The answer must consist of every line from the entries that holds the word "경상남도".

☆ ☆ ☆ ☆ ☆

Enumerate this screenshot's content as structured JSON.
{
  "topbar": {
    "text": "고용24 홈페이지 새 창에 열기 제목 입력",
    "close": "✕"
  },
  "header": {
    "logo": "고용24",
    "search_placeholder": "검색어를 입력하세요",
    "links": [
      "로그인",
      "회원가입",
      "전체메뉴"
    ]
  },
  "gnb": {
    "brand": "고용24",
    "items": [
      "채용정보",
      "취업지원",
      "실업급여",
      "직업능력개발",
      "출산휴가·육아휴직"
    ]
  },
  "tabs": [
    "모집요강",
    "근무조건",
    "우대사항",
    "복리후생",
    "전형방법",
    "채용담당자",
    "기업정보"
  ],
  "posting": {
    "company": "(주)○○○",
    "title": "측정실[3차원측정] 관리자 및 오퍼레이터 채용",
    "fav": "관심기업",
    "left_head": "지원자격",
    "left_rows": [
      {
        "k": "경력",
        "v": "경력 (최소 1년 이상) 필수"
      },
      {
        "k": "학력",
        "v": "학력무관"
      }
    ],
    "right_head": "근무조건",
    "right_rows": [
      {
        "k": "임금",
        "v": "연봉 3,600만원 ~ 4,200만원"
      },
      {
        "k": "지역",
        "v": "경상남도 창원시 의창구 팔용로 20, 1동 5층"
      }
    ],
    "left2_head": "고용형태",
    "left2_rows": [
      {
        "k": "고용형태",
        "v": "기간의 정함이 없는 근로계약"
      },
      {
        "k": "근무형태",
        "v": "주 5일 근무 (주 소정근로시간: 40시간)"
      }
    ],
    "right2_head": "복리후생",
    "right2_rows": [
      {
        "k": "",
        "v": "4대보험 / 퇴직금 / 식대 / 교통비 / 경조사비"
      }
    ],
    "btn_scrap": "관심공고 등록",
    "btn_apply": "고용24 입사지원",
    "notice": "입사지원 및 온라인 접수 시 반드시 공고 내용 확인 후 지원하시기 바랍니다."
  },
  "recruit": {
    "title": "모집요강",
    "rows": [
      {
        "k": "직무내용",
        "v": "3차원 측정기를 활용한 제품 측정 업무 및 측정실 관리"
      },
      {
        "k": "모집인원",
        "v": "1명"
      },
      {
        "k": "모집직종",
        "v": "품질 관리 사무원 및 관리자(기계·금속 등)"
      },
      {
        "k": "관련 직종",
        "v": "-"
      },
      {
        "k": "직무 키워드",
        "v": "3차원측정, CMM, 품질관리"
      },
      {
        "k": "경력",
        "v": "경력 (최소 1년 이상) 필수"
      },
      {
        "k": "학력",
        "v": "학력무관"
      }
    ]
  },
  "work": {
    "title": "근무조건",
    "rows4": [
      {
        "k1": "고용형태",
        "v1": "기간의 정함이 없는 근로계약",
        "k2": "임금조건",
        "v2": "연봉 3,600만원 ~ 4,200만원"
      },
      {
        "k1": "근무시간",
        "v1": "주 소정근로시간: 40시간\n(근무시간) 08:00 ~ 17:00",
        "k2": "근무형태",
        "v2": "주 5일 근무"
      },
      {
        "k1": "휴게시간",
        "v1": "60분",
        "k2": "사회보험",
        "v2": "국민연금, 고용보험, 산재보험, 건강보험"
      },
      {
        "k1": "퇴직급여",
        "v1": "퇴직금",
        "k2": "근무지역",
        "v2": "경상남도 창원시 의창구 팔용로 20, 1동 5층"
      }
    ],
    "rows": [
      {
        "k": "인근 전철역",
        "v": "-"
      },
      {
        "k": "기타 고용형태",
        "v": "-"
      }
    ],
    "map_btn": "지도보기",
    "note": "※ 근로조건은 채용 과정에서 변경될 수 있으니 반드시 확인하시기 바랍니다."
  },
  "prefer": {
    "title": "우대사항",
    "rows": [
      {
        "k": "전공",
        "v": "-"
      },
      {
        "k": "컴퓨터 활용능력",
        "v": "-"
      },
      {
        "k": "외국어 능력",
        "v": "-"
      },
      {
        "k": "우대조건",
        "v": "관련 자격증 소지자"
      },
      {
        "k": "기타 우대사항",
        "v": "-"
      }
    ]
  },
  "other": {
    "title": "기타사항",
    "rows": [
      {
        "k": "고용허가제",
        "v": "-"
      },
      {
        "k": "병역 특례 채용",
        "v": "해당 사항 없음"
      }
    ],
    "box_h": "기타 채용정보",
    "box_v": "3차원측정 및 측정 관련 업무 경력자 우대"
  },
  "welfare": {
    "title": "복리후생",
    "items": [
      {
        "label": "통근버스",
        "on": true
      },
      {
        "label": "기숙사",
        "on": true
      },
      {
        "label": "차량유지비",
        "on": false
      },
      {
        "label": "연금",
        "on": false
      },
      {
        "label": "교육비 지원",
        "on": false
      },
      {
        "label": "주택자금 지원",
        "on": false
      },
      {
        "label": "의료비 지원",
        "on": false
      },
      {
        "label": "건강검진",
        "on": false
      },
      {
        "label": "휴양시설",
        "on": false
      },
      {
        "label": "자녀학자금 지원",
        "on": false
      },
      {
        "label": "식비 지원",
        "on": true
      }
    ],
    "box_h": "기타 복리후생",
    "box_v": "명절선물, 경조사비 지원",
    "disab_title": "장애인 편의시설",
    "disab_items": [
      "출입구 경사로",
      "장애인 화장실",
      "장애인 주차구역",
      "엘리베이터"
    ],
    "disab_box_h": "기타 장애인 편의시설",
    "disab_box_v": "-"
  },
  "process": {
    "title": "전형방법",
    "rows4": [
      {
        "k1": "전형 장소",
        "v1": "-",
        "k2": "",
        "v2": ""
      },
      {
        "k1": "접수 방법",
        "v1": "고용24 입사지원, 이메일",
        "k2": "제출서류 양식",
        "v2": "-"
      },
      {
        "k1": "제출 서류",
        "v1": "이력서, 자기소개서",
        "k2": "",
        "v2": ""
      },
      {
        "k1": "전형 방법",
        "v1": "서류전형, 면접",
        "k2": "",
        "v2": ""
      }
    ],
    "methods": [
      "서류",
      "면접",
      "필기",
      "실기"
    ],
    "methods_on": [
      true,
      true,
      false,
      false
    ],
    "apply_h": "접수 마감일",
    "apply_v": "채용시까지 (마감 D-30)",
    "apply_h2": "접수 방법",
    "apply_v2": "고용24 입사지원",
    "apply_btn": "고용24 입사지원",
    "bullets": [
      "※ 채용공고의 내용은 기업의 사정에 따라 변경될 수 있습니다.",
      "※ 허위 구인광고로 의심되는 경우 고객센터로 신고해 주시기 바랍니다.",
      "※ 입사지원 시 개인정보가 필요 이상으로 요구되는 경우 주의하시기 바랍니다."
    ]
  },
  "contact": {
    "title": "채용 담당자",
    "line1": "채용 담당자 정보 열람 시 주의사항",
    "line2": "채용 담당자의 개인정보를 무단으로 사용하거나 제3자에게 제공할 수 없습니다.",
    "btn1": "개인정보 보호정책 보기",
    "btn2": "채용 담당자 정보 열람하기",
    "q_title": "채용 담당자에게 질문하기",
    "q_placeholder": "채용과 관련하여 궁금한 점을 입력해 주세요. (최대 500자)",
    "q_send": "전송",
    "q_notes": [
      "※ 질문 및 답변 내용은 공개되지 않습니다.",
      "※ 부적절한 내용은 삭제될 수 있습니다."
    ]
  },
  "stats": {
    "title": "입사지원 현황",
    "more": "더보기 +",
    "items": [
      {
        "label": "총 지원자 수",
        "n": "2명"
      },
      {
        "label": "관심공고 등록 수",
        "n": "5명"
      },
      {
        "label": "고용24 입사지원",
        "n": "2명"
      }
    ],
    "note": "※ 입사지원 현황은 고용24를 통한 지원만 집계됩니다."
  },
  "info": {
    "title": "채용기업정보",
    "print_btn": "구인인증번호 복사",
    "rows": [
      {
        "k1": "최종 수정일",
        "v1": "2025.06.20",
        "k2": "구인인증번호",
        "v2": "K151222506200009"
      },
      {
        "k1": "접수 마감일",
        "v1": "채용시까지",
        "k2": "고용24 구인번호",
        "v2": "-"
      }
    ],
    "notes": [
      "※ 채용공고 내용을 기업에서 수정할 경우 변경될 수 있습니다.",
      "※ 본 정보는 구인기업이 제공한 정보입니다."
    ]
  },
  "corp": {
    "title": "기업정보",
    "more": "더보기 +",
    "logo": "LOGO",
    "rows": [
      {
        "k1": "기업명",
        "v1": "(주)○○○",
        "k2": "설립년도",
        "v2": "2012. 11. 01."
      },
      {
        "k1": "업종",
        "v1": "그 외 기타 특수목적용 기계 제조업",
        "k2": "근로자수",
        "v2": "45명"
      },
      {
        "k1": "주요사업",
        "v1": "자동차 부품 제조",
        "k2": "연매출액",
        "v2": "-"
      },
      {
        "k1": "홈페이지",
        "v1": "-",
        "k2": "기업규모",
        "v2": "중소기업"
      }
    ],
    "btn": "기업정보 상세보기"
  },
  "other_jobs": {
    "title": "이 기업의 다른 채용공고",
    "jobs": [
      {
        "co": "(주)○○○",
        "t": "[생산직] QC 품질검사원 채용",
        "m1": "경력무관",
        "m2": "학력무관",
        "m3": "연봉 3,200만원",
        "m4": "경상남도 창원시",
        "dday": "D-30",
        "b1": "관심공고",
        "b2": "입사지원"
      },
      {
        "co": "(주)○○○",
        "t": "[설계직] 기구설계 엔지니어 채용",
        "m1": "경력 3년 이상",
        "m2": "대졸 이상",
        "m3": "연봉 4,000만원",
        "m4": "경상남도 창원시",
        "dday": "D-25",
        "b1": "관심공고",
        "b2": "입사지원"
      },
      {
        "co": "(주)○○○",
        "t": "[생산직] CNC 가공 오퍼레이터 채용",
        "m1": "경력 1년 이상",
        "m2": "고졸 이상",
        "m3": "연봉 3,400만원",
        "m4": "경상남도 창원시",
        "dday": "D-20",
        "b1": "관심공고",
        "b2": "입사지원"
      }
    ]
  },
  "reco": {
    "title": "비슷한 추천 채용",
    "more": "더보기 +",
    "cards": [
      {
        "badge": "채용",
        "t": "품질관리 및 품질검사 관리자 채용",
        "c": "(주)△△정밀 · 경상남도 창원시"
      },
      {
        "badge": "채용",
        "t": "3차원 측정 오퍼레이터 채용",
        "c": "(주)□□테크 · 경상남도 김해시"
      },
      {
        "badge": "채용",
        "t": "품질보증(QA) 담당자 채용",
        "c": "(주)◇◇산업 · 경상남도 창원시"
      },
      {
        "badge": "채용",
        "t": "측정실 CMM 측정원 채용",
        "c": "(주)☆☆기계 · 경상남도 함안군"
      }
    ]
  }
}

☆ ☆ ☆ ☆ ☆

RESULT FOR THIS TASK
        "v": "경상남도 창원시 의창구 팔용로 20, 1동 5층"
        "v2": "경상남도 창원시 의창구 팔용로 20, 1동 5층"
        "m4": "경상남도 창원시",
        "m4": "경상남도 창원시",
        "m4": "경상남도 창원시",
        "c": "(주)△△정밀 · 경상남도 창원시"
        "c": "(주)□□테크 · 경상남도 김해시"
        "c": "(주)◇◇산업 · 경상남도 창원시"
        "c": "(주)☆☆기계 · 경상남도 함안군"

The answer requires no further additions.